I began with ‘summer tomatoes’. Thus came heirloom tomatoes (with burrata and crostini), plum tomatoes (with parmesan and cavatelli) and beef steak tomatoes (with gorgonzola and panini) – all thoroughly delicious. Then there was the magnificent highlight of my meal. (I fear there are plans to outlaw foie gras in California. If such a batty regulation is ever enforced, the disappearance of this dish would be a scandal.) The Hudson Bay duck liver came cured (utterly sublime, with compressed melon and Serrano ham), grilled (with melon compote) and as a terrine (with pickled rind and mint). The combinations of flavours and textures yielded by this dish made my spirits soar. Next came duck breast, tasty and tender – with peaches, plums, foie gras, rice, nectarines and other jolly companions whose names I did not record. And finally, a ‘classic’ – peaches poached in Belgian ale with coriander ice cream. Here came the only element of the whole meal of which I did not approve – soft croutons of pound cake, grumpy bedfellows for such winning slices of peach.
The wine list is a volume of large size and considerable splendour. Perusing its 3,700 offerings, you will quickly conclude that the passion here is burgundy. If you like yours white and of the finest quality, you will be impressed with its 62 Montrachets (with the 1999 DRC coming in at $3,025). If you prefer the red, you can have 1964 Romanée-Conti for $13,085. But there are also pages devoted to “The back-roads of Burgundy”, wherein you will find expertly chosen bottles at keen prices from the less well-known appellations. Still, I must not give the impression that you claret lovers are neglected. You can spend your pennies on 1945 Mouton-Rothschild ($14,995) or 1945 Lafite ($9,500). And I was delighted to see 38 dry rieslings from Germany – indeed, so delighted that I asked the Head Sommelier to choose one for me.

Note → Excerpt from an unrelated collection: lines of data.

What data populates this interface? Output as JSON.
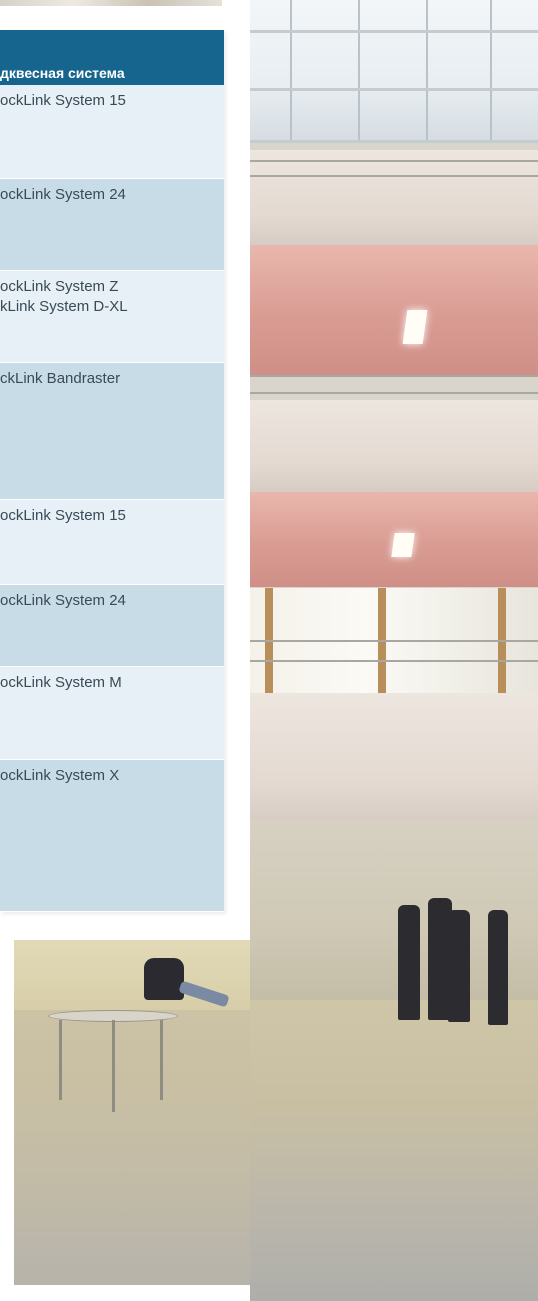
{
  "table": {
    "header": "дквесная система",
    "rows": [
      {
        "text": "ockLink System 15"
      },
      {
        "text": "ockLink System 24"
      },
      {
        "text": "ockLink System Z\nkLink System D-XL"
      },
      {
        "text": "ckLink Bandraster"
      },
      {
        "text": "ockLink System 15"
      },
      {
        "text": "ockLink System 24"
      },
      {
        "text": "ockLink System M"
      },
      {
        "text": "ockLink System X"
      }
    ]
  },
  "colors": {
    "header_bg": "#16658e",
    "row_light": "#e6f0f6",
    "row_dark": "#c8dce8",
    "text": "#3a4a55"
  }
}
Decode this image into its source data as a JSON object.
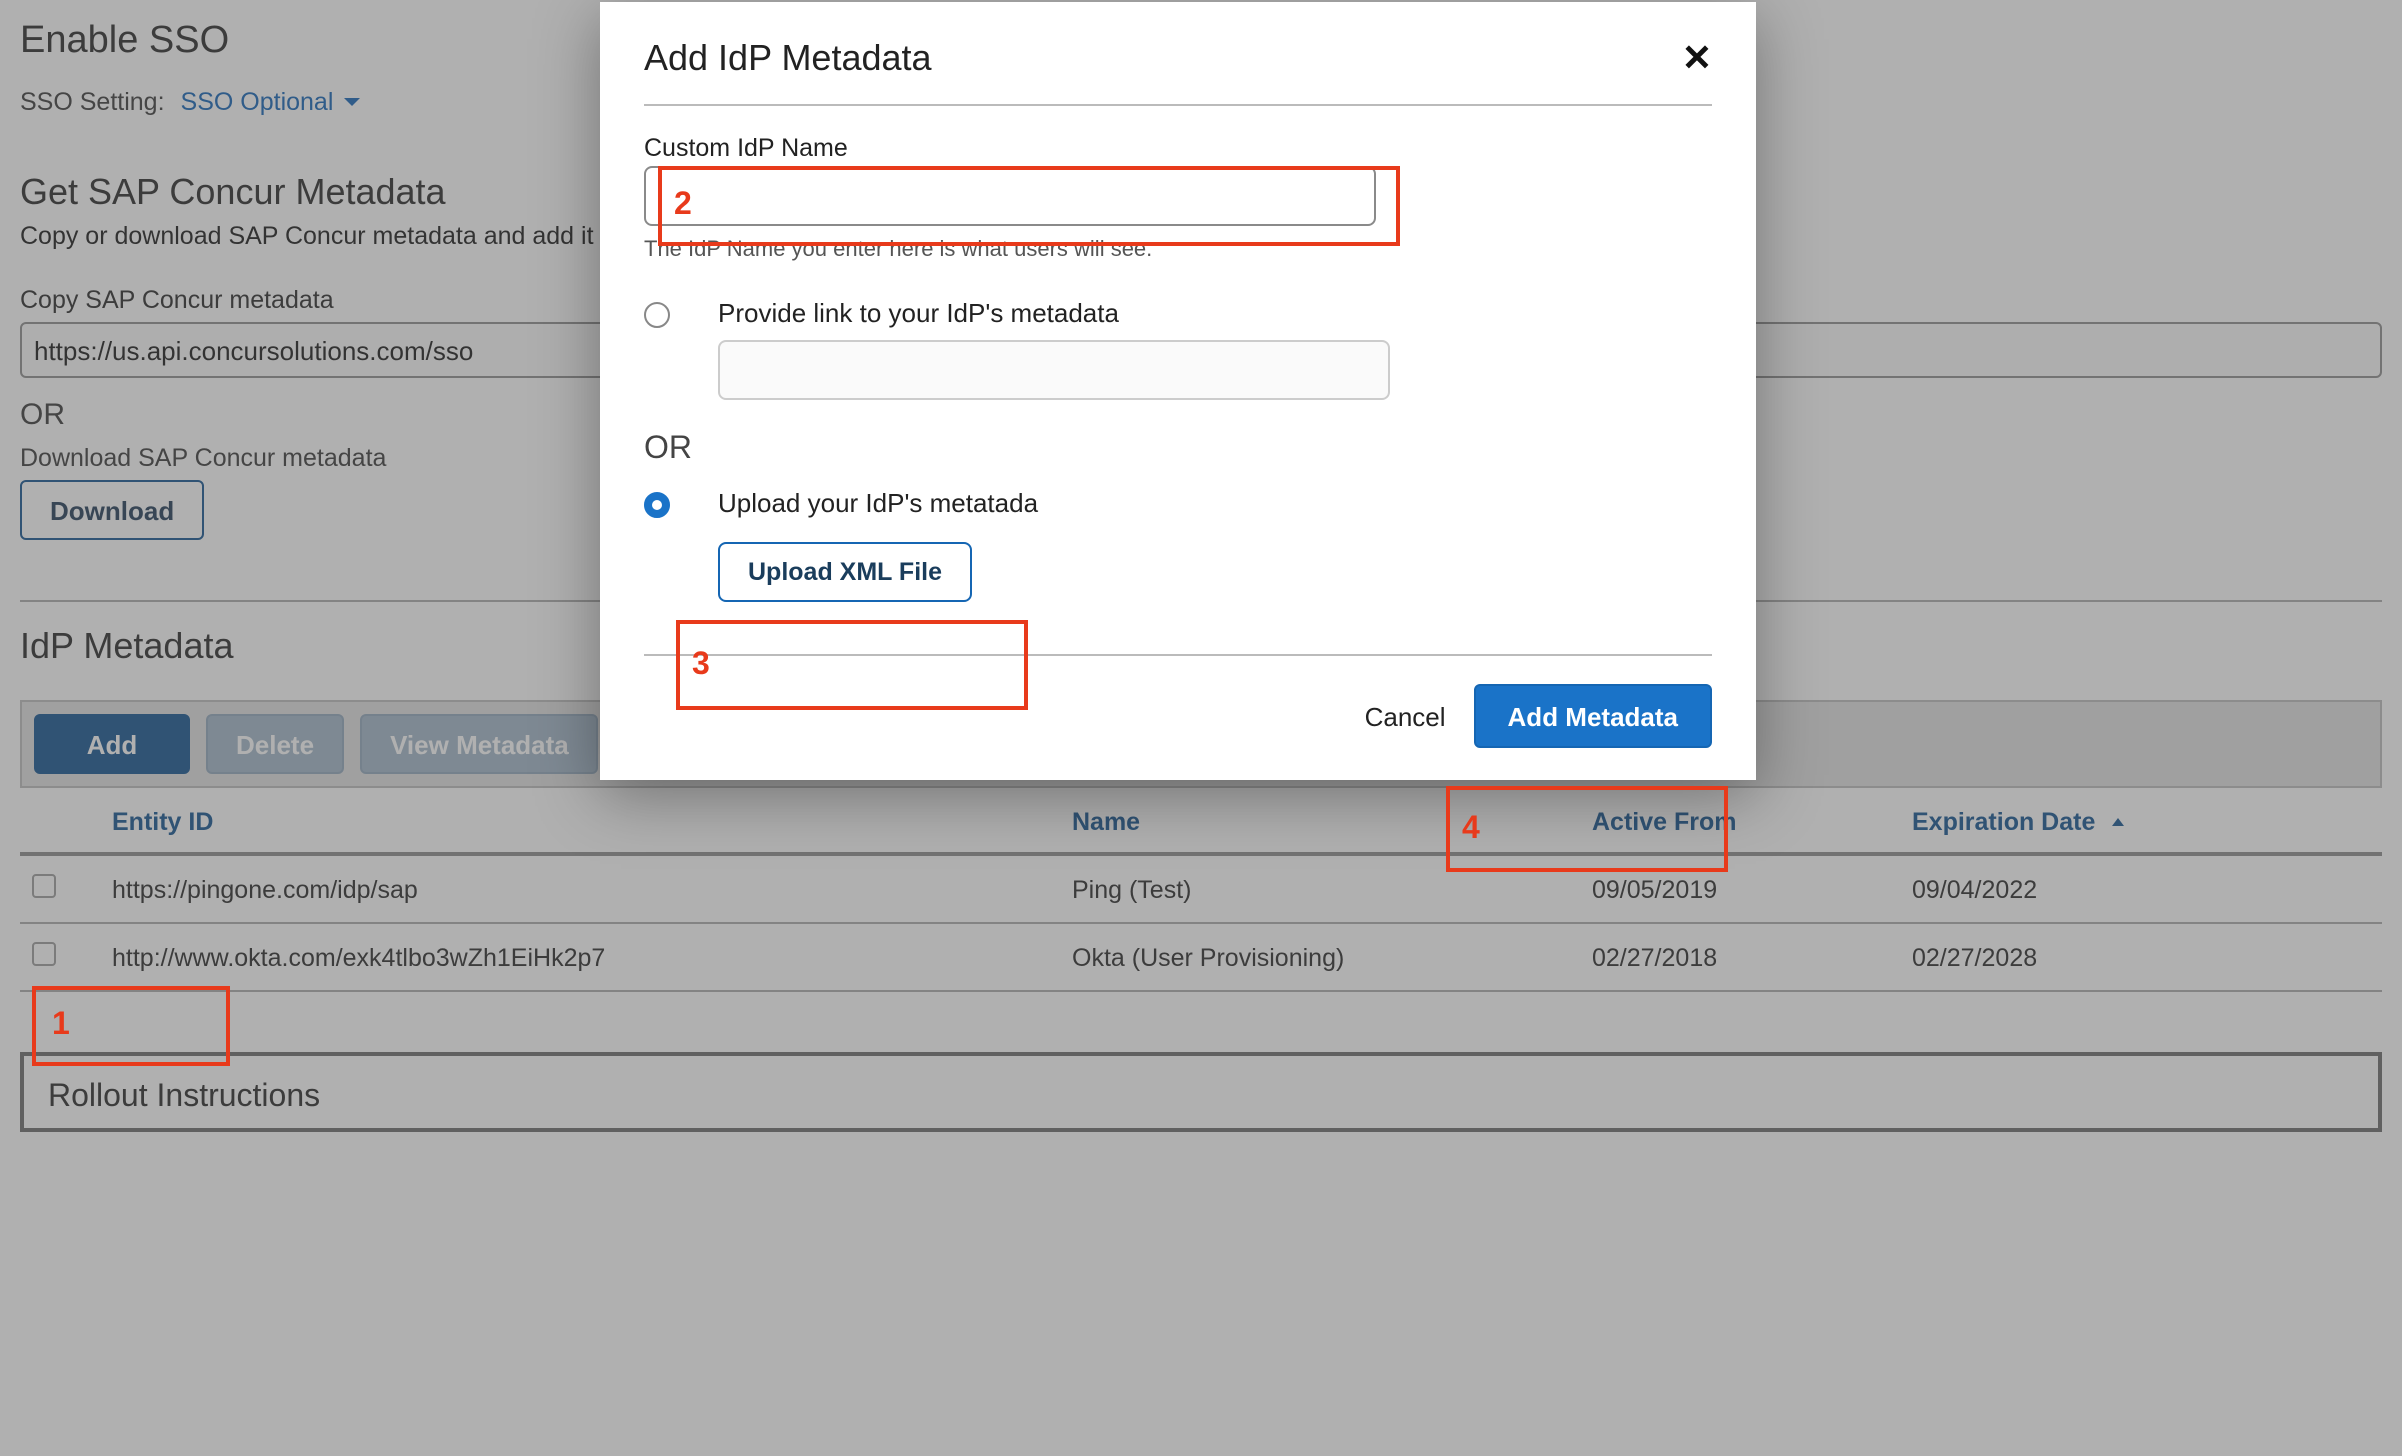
{
  "page": {
    "enable_sso_heading": "Enable SSO",
    "sso_setting_label": "SSO Setting:",
    "sso_setting_value": "SSO Optional",
    "get_metadata_heading": "Get SAP Concur Metadata",
    "get_metadata_subtext": "Copy or download SAP Concur metadata and add it to your IdP.",
    "copy_metadata_label": "Copy SAP Concur metadata",
    "copy_metadata_value": "https://us.api.concursolutions.com/sso",
    "or_label": "OR",
    "download_label": "Download SAP Concur metadata",
    "download_button": "Download",
    "idp_metadata_heading": "IdP Metadata",
    "toolbar": {
      "add": "Add",
      "delete": "Delete",
      "view": "View Metadata"
    },
    "table": {
      "headers": {
        "entity_id": "Entity ID",
        "name": "Name",
        "active_from": "Active From",
        "expiration": "Expiration Date"
      },
      "rows": [
        {
          "entity_id": "https://pingone.com/idp/sap",
          "name": "Ping (Test)",
          "active_from": "09/05/2019",
          "expiration": "09/04/2022"
        },
        {
          "entity_id": "http://www.okta.com/exk4tlbo3wZh1EiHk2p7",
          "name": "Okta (User Provisioning)",
          "active_from": "02/27/2018",
          "expiration": "02/27/2028"
        }
      ]
    },
    "rollout_heading": "Rollout Instructions"
  },
  "modal": {
    "title": "Add IdP Metadata",
    "custom_name_label": "Custom IdP Name",
    "custom_name_value": "",
    "hint": "The IdP Name you enter here is what users will see.",
    "provide_link_label": "Provide link to your IdP's metadata",
    "or_label": "OR",
    "upload_label": "Upload your IdP's metatada",
    "upload_button": "Upload XML File",
    "cancel": "Cancel",
    "submit": "Add Metadata"
  },
  "annotations": {
    "n1": "1",
    "n2": "2",
    "n3": "3",
    "n4": "4"
  }
}
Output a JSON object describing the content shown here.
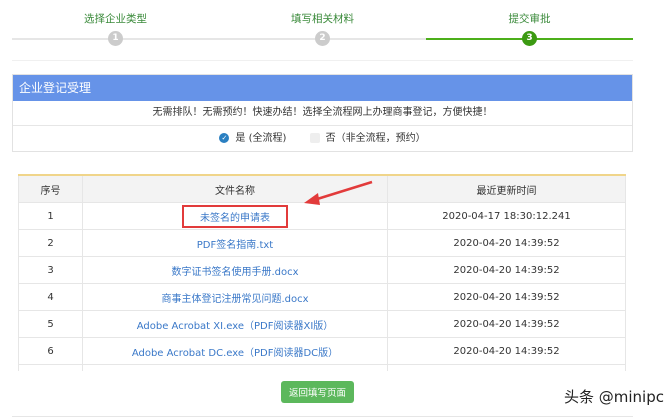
{
  "steps": [
    {
      "label": "选择企业类型",
      "num": "1"
    },
    {
      "label": "填写相关材料",
      "num": "2"
    },
    {
      "label": "提交审批",
      "num": "3"
    }
  ],
  "panel": {
    "title": "企业登记受理",
    "message": "无需排队！无需预约！快速办结！选择全流程网上办理商事登记，方便快捷！",
    "option_yes": "是 (全流程)",
    "option_no": "否（非全流程，预约）"
  },
  "table": {
    "headers": [
      "序号",
      "文件名称",
      "最近更新时间"
    ],
    "rows": [
      {
        "no": "1",
        "name": "未签名的申请表",
        "time": "2020-04-17 18:30:12.241"
      },
      {
        "no": "2",
        "name": "PDF签名指南.txt",
        "time": "2020-04-20 14:39:52"
      },
      {
        "no": "3",
        "name": "数字证书签名使用手册.docx",
        "time": "2020-04-20 14:39:52"
      },
      {
        "no": "4",
        "name": "商事主体登记注册常见问题.docx",
        "time": "2020-04-20 14:39:52"
      },
      {
        "no": "5",
        "name": "Adobe Acrobat XI.exe（PDF阅读器XI版）",
        "time": "2020-04-20 14:39:52"
      },
      {
        "no": "6",
        "name": "Adobe Acrobat DC.exe（PDF阅读器DC版）",
        "time": "2020-04-20 14:39:52"
      }
    ]
  },
  "back_button": "返回填写页面",
  "watermark": "头条 @minipc"
}
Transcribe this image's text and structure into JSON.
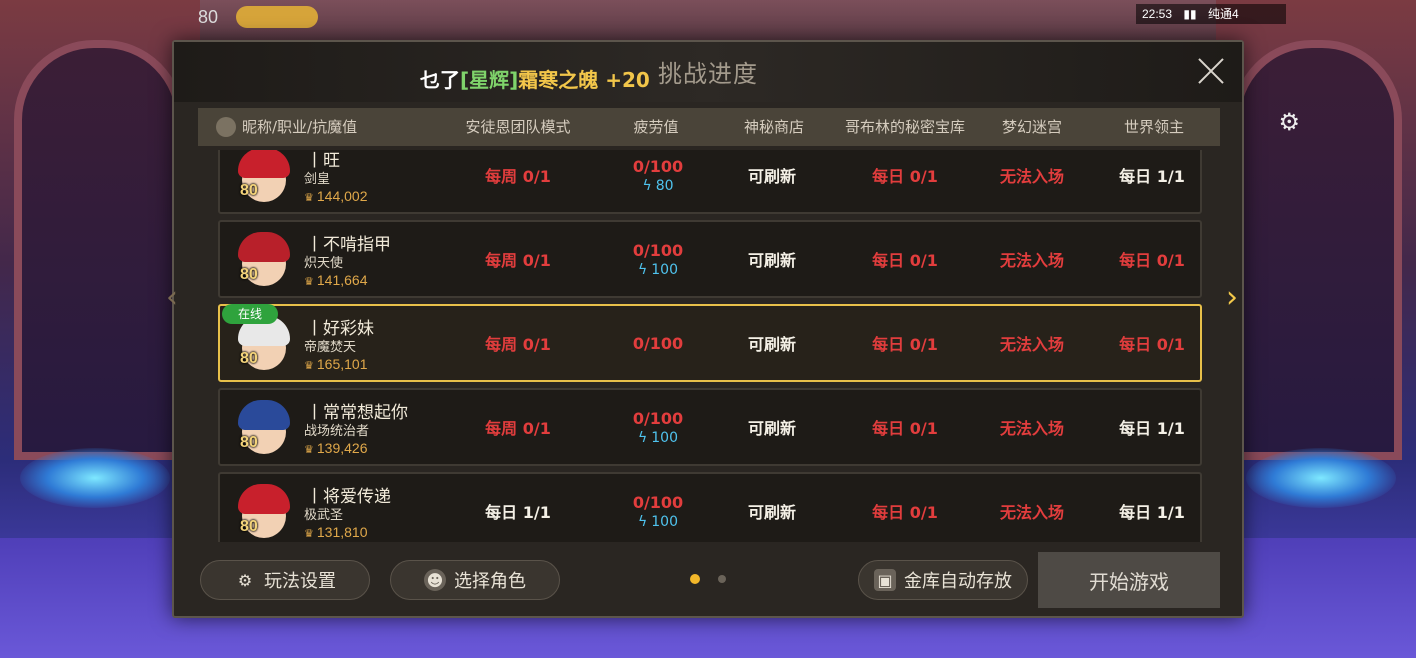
{
  "hud": {
    "level": "80",
    "clock": "22:53",
    "status_extra": "纯通4"
  },
  "modal": {
    "title": "挑战进度",
    "marquee": {
      "prefix": "乜了",
      "bracket": "[星辉]",
      "item": "霜寒之魄",
      "plus": " +20"
    }
  },
  "columns": {
    "name": "昵称/职业/抗魔值",
    "anton": "安徒恩团队模式",
    "fatigue": "疲劳值",
    "shop": "神秘商店",
    "goblin": "哥布林的秘密宝库",
    "maze": "梦幻迷宫",
    "boss": "世界领主"
  },
  "rows": [
    {
      "level": "80",
      "name": "丨旺",
      "class": "剑皇",
      "power": "144,002",
      "online": "",
      "anton": "每周 0/1",
      "anton_color": "red",
      "fatigue": "0/100",
      "fatigue_sub": "80",
      "shop": "可刷新",
      "goblin": "每日 0/1",
      "maze": "无法入场",
      "boss": "每日 1/1",
      "boss_color": "white",
      "hair": "#c8202c",
      "selected": false
    },
    {
      "level": "80",
      "name": "丨不啃指甲",
      "class": "炽天使",
      "power": "141,664",
      "online": "",
      "anton": "每周 0/1",
      "anton_color": "red",
      "fatigue": "0/100",
      "fatigue_sub": "100",
      "shop": "可刷新",
      "goblin": "每日 0/1",
      "maze": "无法入场",
      "boss": "每日 0/1",
      "boss_color": "red",
      "hair": "#b8202a",
      "selected": false
    },
    {
      "level": "80",
      "name": "丨好彩妹",
      "class": "帝魔焚天",
      "power": "165,101",
      "online": "在线",
      "anton": "每周 0/1",
      "anton_color": "red",
      "fatigue": "0/100",
      "fatigue_sub": "",
      "shop": "可刷新",
      "goblin": "每日 0/1",
      "maze": "无法入场",
      "boss": "每日 0/1",
      "boss_color": "red",
      "hair": "#e8e8e8",
      "selected": true
    },
    {
      "level": "80",
      "name": "丨常常想起你",
      "class": "战场统治者",
      "power": "139,426",
      "online": "",
      "anton": "每周 0/1",
      "anton_color": "red",
      "fatigue": "0/100",
      "fatigue_sub": "100",
      "shop": "可刷新",
      "goblin": "每日 0/1",
      "maze": "无法入场",
      "boss": "每日 1/1",
      "boss_color": "white",
      "hair": "#2a4a9a",
      "selected": false
    },
    {
      "level": "80",
      "name": "丨将爱传递",
      "class": "极武圣",
      "power": "131,810",
      "online": "",
      "anton": "每日 1/1",
      "anton_color": "white",
      "fatigue": "0/100",
      "fatigue_sub": "100",
      "shop": "可刷新",
      "goblin": "每日 0/1",
      "maze": "无法入场",
      "boss": "每日 1/1",
      "boss_color": "white",
      "hair": "#c8202c",
      "selected": false
    }
  ],
  "footer": {
    "settings": "玩法设置",
    "select_role": "选择角色",
    "auto_store": "金库自动存放",
    "start": "开始游戏",
    "page_current": 1,
    "page_total": 2
  },
  "colors": {
    "accent_gold": "#f2b72a",
    "red": "#e23d3d",
    "fatigue_blue": "#4fc3ee",
    "online_green": "#2fa33d"
  }
}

Thus did the charming and knowledgeable Anthony Cha bring to my table a truly superb riesling spätlese, with a massive burst of petrol in the nose, bold fruit of melon and lychees and a lingering aftertaste (Wegeler, Wehlener Sonnenuhr, Mosel, 1994 - $85) – and with only 9.5% alcohol. My red burgundy – from the ‘Backroads’ section – was good, too, with that nose of rotting vegetation I so love (Coche-Dury Auxey Duresses, 2001 - $98). If it had had the over-ripe strawberries I am always looking for as well, it would have been a super-star.
Lucky, lucky San Francisco to have the Restaurant Michael Mina. And lucky me, to be able to enjoy its marvels. There must be something about our common name which brings us blessings. Perhaps we both ought to be grateful to our Patron. St Francis has been good to us.
RESTAURANT MICHAEL MINA
Westin St Francis Hotel, Union Square, 335 Powell Street (at Geary), San Francisco, California 94102, U.S.A.
Telephone +1 415 397 9222
Fax +1 415 397 9220
Open daily for dinner
***PLEASE NOTE: From October 2010 Restaurant Michael Mina will be located at 252 California Street (at Battery), San Francisco, California 94111, U.S.A.